Print verbatim the lines of the entries from the one containing "Extract the structured" to the last, inclusive, and no others.

- Excerpts from an interface dataset:

========================================================================

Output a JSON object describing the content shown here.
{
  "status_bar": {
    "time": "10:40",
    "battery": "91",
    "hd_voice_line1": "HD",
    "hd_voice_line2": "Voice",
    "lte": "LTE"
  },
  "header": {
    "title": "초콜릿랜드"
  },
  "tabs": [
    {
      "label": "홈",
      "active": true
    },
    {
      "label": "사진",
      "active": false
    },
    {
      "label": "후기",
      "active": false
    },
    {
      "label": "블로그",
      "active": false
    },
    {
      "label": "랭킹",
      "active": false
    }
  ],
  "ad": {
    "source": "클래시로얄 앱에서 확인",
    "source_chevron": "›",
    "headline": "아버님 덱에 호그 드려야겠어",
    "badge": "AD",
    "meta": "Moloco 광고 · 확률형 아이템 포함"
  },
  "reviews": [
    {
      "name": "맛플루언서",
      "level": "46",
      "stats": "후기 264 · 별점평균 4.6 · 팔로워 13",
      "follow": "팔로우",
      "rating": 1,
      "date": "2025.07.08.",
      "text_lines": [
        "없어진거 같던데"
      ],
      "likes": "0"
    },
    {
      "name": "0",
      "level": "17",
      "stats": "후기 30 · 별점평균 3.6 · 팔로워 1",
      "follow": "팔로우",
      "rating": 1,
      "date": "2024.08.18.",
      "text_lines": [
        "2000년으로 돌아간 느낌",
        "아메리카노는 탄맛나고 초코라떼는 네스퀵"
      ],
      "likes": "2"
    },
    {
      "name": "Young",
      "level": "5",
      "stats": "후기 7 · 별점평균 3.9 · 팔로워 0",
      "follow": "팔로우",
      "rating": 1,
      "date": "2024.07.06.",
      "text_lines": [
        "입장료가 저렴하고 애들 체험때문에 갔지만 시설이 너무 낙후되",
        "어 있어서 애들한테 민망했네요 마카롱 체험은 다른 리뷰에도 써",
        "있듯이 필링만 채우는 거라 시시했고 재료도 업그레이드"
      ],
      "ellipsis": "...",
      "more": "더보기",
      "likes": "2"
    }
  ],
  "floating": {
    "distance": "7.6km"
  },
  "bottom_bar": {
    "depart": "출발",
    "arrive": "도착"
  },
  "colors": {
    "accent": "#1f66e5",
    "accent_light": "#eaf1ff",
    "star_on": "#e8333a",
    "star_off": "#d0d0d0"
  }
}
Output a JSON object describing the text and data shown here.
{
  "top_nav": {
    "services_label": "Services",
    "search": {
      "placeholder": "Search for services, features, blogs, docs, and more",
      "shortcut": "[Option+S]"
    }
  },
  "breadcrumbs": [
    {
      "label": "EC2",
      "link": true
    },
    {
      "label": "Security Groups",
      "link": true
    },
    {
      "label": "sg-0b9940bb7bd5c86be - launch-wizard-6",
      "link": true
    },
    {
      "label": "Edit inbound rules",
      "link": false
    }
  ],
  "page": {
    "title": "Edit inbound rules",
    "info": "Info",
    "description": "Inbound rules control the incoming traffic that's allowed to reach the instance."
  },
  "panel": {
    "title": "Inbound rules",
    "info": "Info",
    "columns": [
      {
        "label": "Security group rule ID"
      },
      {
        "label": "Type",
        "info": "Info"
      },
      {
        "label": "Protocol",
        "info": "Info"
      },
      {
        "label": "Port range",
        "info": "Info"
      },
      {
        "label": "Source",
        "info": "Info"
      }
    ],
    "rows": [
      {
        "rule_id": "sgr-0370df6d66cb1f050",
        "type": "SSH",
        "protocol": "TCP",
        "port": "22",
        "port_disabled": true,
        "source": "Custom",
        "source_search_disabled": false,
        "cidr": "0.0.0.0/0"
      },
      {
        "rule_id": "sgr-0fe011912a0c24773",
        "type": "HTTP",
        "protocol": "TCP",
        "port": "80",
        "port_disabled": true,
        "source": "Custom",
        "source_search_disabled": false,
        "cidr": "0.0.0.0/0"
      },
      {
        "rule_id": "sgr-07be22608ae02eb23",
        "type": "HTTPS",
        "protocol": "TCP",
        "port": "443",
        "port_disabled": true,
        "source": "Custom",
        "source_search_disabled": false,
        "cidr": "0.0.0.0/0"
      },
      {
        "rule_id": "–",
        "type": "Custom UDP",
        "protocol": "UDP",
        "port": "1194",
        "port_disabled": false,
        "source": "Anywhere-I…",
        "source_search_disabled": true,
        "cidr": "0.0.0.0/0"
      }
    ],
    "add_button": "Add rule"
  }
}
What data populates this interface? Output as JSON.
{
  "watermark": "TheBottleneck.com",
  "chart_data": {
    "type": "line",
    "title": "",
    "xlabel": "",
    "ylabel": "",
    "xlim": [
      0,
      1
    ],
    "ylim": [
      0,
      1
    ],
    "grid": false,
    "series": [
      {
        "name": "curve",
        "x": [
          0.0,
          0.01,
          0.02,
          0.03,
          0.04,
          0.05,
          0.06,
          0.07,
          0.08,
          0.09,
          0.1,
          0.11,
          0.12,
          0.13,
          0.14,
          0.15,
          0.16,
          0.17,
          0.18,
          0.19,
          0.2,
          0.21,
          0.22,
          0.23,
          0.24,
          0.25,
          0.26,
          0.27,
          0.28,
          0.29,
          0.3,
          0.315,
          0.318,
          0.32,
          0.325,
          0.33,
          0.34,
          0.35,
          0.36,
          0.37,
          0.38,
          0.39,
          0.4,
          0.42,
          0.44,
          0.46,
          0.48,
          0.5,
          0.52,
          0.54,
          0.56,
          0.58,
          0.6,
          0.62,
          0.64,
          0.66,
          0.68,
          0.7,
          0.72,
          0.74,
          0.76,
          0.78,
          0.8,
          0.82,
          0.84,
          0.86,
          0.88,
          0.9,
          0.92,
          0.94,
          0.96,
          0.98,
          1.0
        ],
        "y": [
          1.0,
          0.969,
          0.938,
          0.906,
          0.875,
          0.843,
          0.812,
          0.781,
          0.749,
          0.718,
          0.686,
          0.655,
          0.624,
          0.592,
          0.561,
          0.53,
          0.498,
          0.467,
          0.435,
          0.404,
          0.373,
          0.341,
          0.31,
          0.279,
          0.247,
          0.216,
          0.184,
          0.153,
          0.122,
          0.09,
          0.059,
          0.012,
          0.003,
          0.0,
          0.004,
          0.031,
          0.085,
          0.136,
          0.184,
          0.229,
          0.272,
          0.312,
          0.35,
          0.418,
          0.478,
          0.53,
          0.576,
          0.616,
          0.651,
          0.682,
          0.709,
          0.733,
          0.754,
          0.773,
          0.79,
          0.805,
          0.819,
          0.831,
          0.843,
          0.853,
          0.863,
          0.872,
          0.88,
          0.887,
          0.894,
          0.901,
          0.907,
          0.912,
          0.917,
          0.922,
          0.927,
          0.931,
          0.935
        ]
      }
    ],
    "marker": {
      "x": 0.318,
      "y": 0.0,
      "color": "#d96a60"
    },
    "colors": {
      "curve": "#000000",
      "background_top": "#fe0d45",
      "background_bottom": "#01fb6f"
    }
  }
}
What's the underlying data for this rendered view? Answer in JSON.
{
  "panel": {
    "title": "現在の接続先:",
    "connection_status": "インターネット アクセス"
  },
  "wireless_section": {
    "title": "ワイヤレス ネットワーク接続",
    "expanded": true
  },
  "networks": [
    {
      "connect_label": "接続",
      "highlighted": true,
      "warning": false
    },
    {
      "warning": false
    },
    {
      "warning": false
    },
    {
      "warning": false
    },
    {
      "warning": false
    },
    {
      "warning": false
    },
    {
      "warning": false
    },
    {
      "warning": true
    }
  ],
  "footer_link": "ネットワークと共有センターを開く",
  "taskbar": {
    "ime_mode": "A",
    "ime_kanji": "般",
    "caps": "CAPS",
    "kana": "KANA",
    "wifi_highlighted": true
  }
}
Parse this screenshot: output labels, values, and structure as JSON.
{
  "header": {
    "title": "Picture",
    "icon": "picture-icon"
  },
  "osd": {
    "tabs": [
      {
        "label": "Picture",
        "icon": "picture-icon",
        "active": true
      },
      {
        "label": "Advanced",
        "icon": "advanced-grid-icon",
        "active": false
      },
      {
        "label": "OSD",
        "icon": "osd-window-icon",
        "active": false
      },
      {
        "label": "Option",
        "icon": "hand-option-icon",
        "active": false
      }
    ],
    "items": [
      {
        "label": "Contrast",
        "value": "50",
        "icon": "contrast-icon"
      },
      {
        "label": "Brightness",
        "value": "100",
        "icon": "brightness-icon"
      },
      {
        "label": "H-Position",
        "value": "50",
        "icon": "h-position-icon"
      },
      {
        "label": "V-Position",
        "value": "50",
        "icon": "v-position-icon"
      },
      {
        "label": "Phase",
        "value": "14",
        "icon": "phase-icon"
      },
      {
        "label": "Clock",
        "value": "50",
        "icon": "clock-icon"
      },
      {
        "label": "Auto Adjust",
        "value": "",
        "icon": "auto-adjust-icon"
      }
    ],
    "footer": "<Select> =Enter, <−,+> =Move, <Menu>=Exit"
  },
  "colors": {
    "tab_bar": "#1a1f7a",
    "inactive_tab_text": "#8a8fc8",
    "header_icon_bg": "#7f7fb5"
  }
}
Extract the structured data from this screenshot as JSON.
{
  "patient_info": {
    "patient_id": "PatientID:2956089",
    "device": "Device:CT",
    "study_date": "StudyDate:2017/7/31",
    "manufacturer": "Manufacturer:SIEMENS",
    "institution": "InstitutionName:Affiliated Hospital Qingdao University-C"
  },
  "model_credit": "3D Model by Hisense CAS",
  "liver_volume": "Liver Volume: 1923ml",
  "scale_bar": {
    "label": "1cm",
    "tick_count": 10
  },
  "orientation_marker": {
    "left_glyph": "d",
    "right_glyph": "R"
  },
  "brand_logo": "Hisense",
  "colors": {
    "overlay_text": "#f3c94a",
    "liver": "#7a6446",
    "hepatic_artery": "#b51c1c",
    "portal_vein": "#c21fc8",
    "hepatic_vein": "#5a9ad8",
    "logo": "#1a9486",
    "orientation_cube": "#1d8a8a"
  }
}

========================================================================

- Finished exercise:
Extract the structured data from this screenshot as JSON.
{
  "patient_info": {
    "patient_id": "PatientID:2956089",
    "device": "Device:CT",
    "study_date": "StudyDate:2017/7/31",
    "manufacturer": "Manufacturer:SIEMENS",
    "institution": "InstitutionName:Affiliated Hospital Qingdao University-C"
  },
  "model_credit": "3D Model by Hisense CAS",
  "liver_volume": "Liver Volume: 1923ml",
  "scale_bar": {
    "label": "1cm",
    "tick_count": 10
  },
  "orientation_marker": {
    "left_glyph": "d",
    "right_glyph": "R"
  },
  "brand_logo": "Hisense",
  "colors": {
    "overlay_text": "#f3c94a",
    "liver": "#7a6446",
    "hepatic_artery": "#b51c1c",
    "portal_vein": "#c21fc8",
    "hepatic_vein": "#5a9ad8",
    "logo": "#1a9486",
    "orientation_cube": "#1d8a8a"
  }
}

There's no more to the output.